The founders of emergency medicine, those who essentially “created” the specialty, deserve our deep gratitude. They introduced emergency medicine training programs and made plenty available by the time the practice track closed. In fact, our highest honors include the David K. Wagner Award and Peter Rosen Award, who’s namesakes are such leaders. AAEM does not discriminate against those certified via the ABEM/AOBEM practice track even though we will not reconsider this pathway.
AAPS advocates promote their alternative board using the argument that there is an undersupply of emergency physicians. They convey concern that low-volume, rural emergency rooms cannot generally attract a full complement of ABEM/AOBEM certified physicians. AAEM recognizes that certain regions may lack emergency medicine specialists as well as other specialists. Certainly a primary care physician willing to cover the emergency department may be a second tier option.

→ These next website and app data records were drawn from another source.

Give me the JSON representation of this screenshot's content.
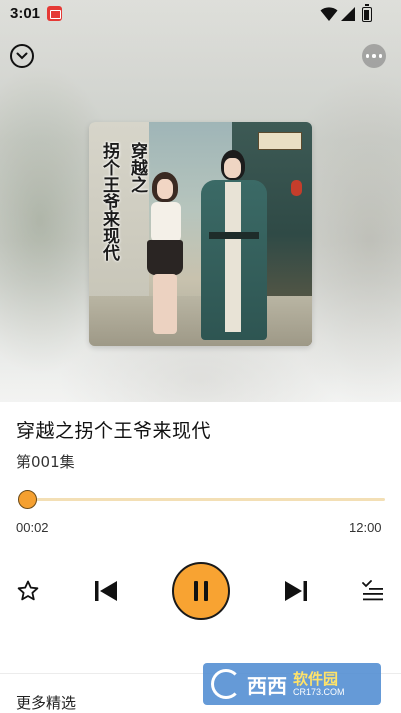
{
  "status_bar": {
    "time": "3:01"
  },
  "cover": {
    "title_line_1": "穿越之",
    "title_line_2": "拐个王爷来现代"
  },
  "book": {
    "title": "穿越之拐个王爷来现代",
    "episode": "第001集"
  },
  "player": {
    "current_time": "00:02",
    "total_time": "12:00",
    "progress_fraction": 0.003,
    "accent_color": "#f8a332",
    "state": "playing"
  },
  "controls": {
    "favorite_icon": "star-icon",
    "prev_icon": "skip-previous-icon",
    "play_icon": "pause-icon",
    "next_icon": "skip-next-icon",
    "list_icon": "playlist-icon"
  },
  "section": {
    "more_label": "更多精选"
  },
  "watermark": {
    "brand": "西西",
    "tagline": "软件园",
    "url": "CR173.COM"
  }
}
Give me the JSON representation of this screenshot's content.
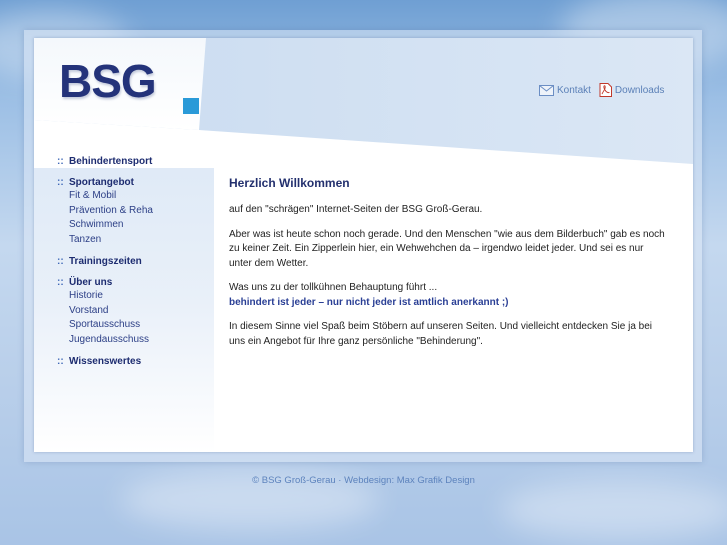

Even though the fifteen-year-long Daniels suit, filed on behalf of those adversely affected by ABEM’s decision to close the practice track, was dismissed last year, relentless challenges by the AAPS continue. Though they failed to be recognized in Florida (Senate bill derailed in 2005) and North Carolina (rejected by the Board of Medicine in 2006), this year the AAPS wants to take the New York Department of Health to court because the AAPS alternative board is not acknowledged on a public website.
Raising and maintaining the quality bar is a public expectation in professions that have many lives at risk. Imagine the notion that someone who has mastered Microsoft Flight Simulator ought to be interchangeable with an FAA-certified commercial pilot. It’s inconceivable. I am proud to serve a professional organization that continues to defend ABEM/AOBEM certification as today’s standard.